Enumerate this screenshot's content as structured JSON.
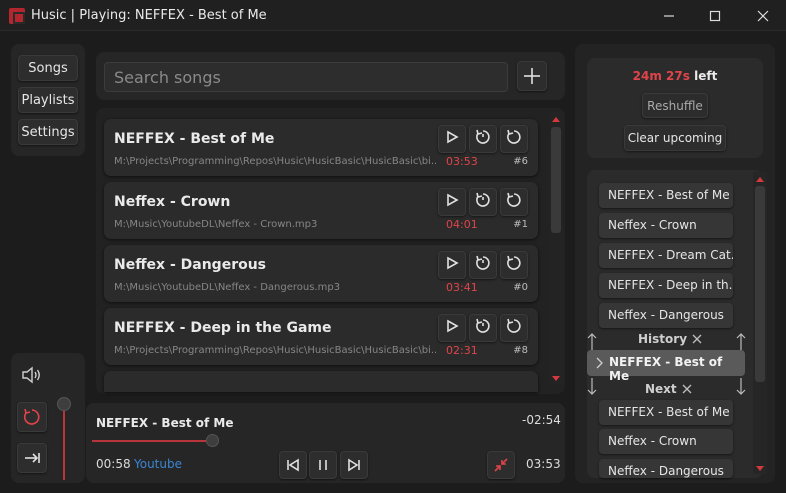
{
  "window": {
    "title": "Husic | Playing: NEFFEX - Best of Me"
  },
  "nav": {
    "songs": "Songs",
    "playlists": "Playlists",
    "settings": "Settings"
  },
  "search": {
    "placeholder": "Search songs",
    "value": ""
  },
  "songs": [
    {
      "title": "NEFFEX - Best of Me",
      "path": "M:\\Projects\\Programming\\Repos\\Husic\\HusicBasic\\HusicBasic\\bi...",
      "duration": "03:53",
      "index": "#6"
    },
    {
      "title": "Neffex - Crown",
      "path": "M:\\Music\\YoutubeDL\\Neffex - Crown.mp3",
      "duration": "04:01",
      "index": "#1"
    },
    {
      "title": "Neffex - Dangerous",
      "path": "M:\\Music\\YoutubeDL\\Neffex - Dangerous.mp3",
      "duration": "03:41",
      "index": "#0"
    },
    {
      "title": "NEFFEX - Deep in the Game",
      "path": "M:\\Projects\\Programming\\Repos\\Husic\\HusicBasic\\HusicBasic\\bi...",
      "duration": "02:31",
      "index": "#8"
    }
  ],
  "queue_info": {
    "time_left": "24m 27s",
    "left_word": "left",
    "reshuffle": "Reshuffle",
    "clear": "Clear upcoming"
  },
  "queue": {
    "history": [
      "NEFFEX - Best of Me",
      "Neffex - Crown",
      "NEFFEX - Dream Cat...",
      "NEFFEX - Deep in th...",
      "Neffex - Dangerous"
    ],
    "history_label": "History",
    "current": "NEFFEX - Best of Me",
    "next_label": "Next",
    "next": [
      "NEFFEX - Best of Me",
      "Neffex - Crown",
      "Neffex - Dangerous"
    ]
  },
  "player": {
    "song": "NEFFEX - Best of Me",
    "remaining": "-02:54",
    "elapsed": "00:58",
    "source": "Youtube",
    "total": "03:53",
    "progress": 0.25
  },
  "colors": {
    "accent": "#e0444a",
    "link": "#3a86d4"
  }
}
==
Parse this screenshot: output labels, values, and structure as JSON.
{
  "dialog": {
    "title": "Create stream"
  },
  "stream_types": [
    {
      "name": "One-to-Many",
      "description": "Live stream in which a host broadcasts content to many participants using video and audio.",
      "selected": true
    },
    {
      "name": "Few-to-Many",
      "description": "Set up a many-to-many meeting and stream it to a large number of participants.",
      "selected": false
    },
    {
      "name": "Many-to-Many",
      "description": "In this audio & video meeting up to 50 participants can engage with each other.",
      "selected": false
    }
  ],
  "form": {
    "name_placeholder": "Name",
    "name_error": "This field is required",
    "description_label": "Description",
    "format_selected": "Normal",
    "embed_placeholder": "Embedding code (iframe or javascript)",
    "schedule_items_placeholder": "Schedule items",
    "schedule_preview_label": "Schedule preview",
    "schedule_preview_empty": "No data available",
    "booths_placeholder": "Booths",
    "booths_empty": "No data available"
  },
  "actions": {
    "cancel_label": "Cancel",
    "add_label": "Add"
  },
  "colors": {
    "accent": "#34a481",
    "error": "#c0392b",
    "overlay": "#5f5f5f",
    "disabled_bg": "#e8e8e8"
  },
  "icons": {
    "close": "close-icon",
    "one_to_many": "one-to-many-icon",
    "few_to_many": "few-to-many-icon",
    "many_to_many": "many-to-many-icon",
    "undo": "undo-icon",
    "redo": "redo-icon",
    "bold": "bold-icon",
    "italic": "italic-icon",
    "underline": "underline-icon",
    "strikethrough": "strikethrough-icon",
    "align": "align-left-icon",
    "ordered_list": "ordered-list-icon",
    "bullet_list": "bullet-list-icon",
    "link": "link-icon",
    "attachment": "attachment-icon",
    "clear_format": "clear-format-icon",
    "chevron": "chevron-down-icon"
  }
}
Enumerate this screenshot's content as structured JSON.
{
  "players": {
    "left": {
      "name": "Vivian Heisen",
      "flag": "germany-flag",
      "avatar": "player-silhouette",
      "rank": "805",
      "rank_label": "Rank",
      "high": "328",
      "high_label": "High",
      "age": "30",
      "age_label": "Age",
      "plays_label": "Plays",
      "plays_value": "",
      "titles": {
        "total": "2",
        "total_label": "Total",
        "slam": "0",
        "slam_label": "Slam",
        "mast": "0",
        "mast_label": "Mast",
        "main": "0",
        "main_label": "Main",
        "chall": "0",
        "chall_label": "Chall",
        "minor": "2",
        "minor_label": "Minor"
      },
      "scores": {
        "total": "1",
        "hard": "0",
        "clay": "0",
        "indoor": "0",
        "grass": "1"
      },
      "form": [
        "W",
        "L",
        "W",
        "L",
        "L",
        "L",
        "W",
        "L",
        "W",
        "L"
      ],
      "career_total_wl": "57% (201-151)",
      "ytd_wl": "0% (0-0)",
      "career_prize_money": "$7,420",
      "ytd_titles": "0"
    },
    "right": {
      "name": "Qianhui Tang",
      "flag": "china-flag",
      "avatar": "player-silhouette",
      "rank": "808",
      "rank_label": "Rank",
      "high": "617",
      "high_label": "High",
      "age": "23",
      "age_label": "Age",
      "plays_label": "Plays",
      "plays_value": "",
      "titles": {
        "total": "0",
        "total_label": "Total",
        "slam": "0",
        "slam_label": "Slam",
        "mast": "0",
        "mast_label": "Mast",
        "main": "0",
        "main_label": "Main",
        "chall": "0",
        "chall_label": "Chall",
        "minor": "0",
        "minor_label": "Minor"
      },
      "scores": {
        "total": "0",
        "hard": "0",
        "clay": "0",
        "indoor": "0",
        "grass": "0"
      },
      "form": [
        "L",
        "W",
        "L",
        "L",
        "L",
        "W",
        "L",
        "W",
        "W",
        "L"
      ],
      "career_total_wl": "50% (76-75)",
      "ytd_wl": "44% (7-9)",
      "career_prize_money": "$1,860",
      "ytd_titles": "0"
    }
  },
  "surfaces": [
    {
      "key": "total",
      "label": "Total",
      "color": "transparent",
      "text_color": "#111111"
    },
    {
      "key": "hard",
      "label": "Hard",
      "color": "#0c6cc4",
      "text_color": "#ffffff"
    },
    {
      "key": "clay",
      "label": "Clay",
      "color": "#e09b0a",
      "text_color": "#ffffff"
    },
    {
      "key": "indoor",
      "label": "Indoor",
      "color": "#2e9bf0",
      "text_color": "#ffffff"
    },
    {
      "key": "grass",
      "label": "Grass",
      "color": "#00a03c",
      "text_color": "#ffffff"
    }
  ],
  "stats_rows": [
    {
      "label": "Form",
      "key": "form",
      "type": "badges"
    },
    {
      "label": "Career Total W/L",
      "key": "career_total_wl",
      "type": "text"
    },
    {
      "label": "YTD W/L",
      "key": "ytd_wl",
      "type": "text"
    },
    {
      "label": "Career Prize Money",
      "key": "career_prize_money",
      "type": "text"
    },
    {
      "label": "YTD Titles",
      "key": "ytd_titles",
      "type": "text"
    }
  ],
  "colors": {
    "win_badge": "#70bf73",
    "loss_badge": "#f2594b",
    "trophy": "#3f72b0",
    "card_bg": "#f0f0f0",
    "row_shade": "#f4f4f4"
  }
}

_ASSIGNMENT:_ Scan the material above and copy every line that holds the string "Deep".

_FINISHED EXERCISE:_
      "title": "NEFFEX - Deep in the Game",
      "NEFFEX - Deep in th...",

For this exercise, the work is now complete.